*About this exercise:*
When the string "Netatmo" is part of a line below, that line should be copied.

───── Data to process ─────

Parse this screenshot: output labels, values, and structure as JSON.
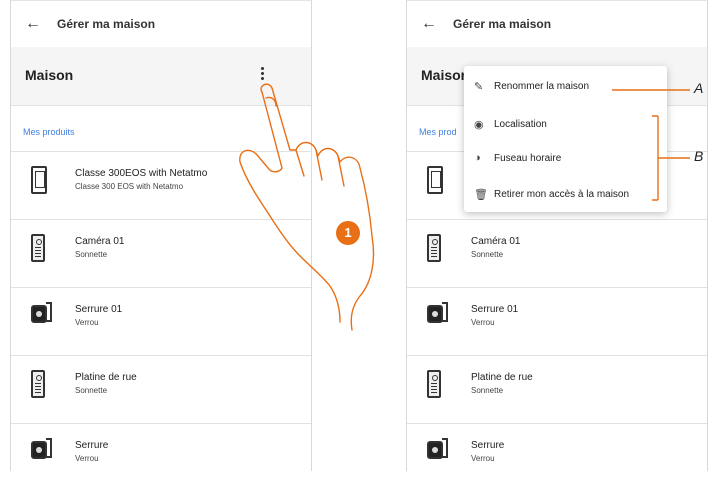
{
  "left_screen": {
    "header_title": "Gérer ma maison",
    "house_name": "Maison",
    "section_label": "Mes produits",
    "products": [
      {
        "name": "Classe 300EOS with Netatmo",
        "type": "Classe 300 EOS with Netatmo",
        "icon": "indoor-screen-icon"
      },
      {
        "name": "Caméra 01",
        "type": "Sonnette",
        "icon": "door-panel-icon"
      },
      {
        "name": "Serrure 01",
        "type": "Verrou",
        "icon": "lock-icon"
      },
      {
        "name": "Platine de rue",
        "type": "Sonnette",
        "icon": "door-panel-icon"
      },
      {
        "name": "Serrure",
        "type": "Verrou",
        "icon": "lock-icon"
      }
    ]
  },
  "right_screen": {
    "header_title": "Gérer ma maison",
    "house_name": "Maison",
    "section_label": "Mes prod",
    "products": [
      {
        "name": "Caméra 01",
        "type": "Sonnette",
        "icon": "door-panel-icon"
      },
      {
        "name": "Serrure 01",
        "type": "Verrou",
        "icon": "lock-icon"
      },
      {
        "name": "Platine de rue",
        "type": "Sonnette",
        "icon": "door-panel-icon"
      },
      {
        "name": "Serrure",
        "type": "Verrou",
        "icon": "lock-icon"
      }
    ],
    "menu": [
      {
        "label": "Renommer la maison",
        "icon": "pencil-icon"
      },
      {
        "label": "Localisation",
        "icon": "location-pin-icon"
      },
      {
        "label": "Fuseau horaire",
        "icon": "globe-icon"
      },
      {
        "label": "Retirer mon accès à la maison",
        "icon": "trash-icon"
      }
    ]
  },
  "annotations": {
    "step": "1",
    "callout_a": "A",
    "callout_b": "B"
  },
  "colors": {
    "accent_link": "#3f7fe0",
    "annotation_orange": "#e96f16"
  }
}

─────

*Solved exercise:*
        "name": "Classe 300EOS with Netatmo",
        "type": "Classe 300 EOS with Netatmo",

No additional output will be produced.